Stored data
▼

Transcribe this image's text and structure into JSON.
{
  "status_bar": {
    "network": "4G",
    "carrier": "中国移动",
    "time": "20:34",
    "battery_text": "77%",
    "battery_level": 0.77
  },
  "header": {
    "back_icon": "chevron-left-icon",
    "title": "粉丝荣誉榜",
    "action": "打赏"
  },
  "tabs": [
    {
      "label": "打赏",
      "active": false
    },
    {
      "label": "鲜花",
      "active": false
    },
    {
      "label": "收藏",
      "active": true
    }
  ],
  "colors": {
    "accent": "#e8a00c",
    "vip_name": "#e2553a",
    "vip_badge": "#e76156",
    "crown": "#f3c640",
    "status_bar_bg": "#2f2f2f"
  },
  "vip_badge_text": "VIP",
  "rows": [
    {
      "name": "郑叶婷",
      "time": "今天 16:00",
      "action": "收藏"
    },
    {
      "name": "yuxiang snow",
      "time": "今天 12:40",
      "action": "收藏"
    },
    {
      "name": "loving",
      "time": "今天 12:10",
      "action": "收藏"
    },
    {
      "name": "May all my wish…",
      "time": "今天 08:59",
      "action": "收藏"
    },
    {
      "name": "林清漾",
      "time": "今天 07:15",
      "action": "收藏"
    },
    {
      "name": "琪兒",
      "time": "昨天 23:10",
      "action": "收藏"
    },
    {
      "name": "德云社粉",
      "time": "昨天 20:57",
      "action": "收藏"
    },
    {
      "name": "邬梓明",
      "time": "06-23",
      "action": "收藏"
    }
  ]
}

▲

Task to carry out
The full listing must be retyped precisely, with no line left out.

Task response
Transcribe this image's text and structure into JSON.
{
  "status_bar": {
    "network": "4G",
    "carrier": "中国移动",
    "time": "20:34",
    "battery_text": "77%",
    "battery_level": 0.77
  },
  "header": {
    "back_icon": "chevron-left-icon",
    "title": "粉丝荣誉榜",
    "action": "打赏"
  },
  "tabs": [
    {
      "label": "打赏",
      "active": false
    },
    {
      "label": "鲜花",
      "active": false
    },
    {
      "label": "收藏",
      "active": true
    }
  ],
  "colors": {
    "accent": "#e8a00c",
    "vip_name": "#e2553a",
    "vip_badge": "#e76156",
    "crown": "#f3c640",
    "status_bar_bg": "#2f2f2f"
  },
  "vip_badge_text": "VIP",
  "rows": [
    {
      "name": "郑叶婷",
      "time": "今天 16:00",
      "action": "收藏"
    },
    {
      "name": "yuxiang snow",
      "time": "今天 12:40",
      "action": "收藏"
    },
    {
      "name": "loving",
      "time": "今天 12:10",
      "action": "收藏"
    },
    {
      "name": "May all my wish…",
      "time": "今天 08:59",
      "action": "收藏"
    },
    {
      "name": "林清漾",
      "time": "今天 07:15",
      "action": "收藏"
    },
    {
      "name": "琪兒",
      "time": "昨天 23:10",
      "action": "收藏"
    },
    {
      "name": "德云社粉",
      "time": "昨天 20:57",
      "action": "收藏"
    },
    {
      "name": "邬梓明",
      "time": "06-23",
      "action": "收藏"
    }
  ]
}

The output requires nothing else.